To his credit, Jets owner Woody Johnson almost immediately personally apologized to Sainz. And on Tuesday, the NFL sent out a memo to team public relations directors reminding them about the importance of cooperating with the media. The league also sent a copy of the e-mail to Jenni Carlson, chairwoman of the board of the Association of Women in Sports Media, which repeated the league policy.
"It is important to you and your team that you present yourself to the media in a manner in which you yourself would like to be treated," the e-mail read. "Women are a common part of the sports media. By law, women must be granted the same rights to perform their jobs as men."
But something else is important here, as well. Don't sports reporters, male and female, print and broadcast, also have certain responsibilities? Isn't it critical to their own credibility to conduct themselves as professionals, in their actions, in their demeanor, and yes, even in the choices they make from their closets?
Sainz has been quoted as saying said she did not think she was dressed provocatively, that she "dressed the way I would for my show" and that she "wanted to look nice for my audience and the show."
Call me an old fuddy-duddy, but I'm also taken aback when I walk into a locker room or a media room these days and see what some of my male colleagues wear to conduct their business. Cut-off jeans and T-shirts are appropriate for the beach, not watching a training camp practice, or conducting an interview, no matter how hot it is outside. In my personal opinion, if you wear shorts or jeans into a press box on game day, you don't belong there.
If members of the sports media want to be taken seriously, want to be treated as true professionals, they at least ought to dress the part. That's a message I try to drum into my sports journalism students at the University of Wisconsin, whether they're conducting an interview for the student newspaper or being interviewed for their first real job.

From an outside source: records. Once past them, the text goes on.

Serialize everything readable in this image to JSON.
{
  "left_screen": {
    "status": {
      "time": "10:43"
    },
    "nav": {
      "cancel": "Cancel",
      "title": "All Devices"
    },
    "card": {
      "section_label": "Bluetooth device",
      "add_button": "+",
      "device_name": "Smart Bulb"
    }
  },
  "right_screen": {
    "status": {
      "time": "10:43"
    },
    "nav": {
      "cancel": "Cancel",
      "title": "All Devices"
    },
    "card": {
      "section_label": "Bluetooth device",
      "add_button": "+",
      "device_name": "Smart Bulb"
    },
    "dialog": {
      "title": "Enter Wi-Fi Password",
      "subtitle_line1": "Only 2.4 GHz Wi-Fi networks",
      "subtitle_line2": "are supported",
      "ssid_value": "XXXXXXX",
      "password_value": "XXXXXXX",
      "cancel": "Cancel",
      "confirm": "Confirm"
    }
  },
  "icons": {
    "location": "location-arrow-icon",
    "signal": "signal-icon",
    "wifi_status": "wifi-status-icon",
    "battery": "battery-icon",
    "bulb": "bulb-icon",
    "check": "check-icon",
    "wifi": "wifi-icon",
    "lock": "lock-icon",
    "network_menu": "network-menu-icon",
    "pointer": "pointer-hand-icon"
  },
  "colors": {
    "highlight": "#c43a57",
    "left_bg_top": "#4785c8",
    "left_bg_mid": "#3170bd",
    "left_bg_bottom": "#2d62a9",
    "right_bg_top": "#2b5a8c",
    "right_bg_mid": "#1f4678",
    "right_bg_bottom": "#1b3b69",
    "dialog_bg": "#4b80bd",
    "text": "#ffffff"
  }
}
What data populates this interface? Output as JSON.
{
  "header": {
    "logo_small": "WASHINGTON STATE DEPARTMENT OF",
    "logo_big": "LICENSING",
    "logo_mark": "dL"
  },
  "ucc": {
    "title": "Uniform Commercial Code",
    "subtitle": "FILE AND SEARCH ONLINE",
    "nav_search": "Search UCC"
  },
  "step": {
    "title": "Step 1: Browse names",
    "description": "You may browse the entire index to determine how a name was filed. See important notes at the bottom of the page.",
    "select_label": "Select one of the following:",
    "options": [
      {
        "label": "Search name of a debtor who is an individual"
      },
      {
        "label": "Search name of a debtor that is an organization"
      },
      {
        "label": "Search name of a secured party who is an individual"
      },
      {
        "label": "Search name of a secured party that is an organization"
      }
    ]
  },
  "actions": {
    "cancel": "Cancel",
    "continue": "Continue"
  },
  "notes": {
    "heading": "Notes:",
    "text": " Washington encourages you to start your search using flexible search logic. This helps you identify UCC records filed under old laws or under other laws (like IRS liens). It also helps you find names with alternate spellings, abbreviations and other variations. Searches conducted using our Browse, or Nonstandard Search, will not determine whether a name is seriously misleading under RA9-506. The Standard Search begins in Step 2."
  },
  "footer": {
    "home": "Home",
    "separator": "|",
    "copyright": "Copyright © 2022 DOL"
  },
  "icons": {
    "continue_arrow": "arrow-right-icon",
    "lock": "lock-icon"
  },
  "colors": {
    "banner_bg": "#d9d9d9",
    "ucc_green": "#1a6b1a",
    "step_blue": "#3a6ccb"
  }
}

That's something I'd have no problem telling Sainz, either. I'd also direct her to a Web site affiliated with Indiana University's journalism school called SportsJournalism.org. She might also want to read the comments of some of her outraged female sports media colleagues on her fashion choices at the Jets' training facility.
Ines Sainz "was not dressed properly for doing her job," wrote one woman who described herself as a sports journalist. "And that's unacceptable whether you're an accountant, construction worker or sports reporter, especially for women. Reporters know the credential we are given also obligates us to professional standards as well, including attire. Sainz didn't observe that standard even if she doesn't deserve what happened.
"That she gladly went on various national TV shows to talk about it and now admits she wasn't all that offended by what happened is evidence that she doesn't mind being the story. That, too, is not properly professional and it undermines what so many women sports journalists do every day."